--- Given records ---

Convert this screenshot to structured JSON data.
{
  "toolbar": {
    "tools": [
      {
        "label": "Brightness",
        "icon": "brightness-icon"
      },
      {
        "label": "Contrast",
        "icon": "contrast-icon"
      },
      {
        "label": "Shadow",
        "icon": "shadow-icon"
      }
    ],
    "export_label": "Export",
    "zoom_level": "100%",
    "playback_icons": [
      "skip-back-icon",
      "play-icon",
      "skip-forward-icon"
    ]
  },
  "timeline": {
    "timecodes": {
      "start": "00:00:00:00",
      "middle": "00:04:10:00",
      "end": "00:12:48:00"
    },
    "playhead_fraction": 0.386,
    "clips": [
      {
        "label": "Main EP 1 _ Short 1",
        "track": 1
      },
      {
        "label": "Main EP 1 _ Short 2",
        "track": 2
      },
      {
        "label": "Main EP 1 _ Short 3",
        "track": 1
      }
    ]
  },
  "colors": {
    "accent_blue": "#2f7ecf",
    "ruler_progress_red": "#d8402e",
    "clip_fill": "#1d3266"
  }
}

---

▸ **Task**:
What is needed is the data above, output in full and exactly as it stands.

▸ **Answer for the task**:
Convert this screenshot to structured JSON data.
{
  "toolbar": {
    "tools": [
      {
        "label": "Brightness",
        "icon": "brightness-icon"
      },
      {
        "label": "Contrast",
        "icon": "contrast-icon"
      },
      {
        "label": "Shadow",
        "icon": "shadow-icon"
      }
    ],
    "export_label": "Export",
    "zoom_level": "100%",
    "playback_icons": [
      "skip-back-icon",
      "play-icon",
      "skip-forward-icon"
    ]
  },
  "timeline": {
    "timecodes": {
      "start": "00:00:00:00",
      "middle": "00:04:10:00",
      "end": "00:12:48:00"
    },
    "playhead_fraction": 0.386,
    "clips": [
      {
        "label": "Main EP 1 _ Short 1",
        "track": 1
      },
      {
        "label": "Main EP 1 _ Short 2",
        "track": 2
      },
      {
        "label": "Main EP 1 _ Short 3",
        "track": 1
      }
    ]
  },
  "colors": {
    "accent_blue": "#2f7ecf",
    "ruler_progress_red": "#d8402e",
    "clip_fill": "#1d3266"
  }
}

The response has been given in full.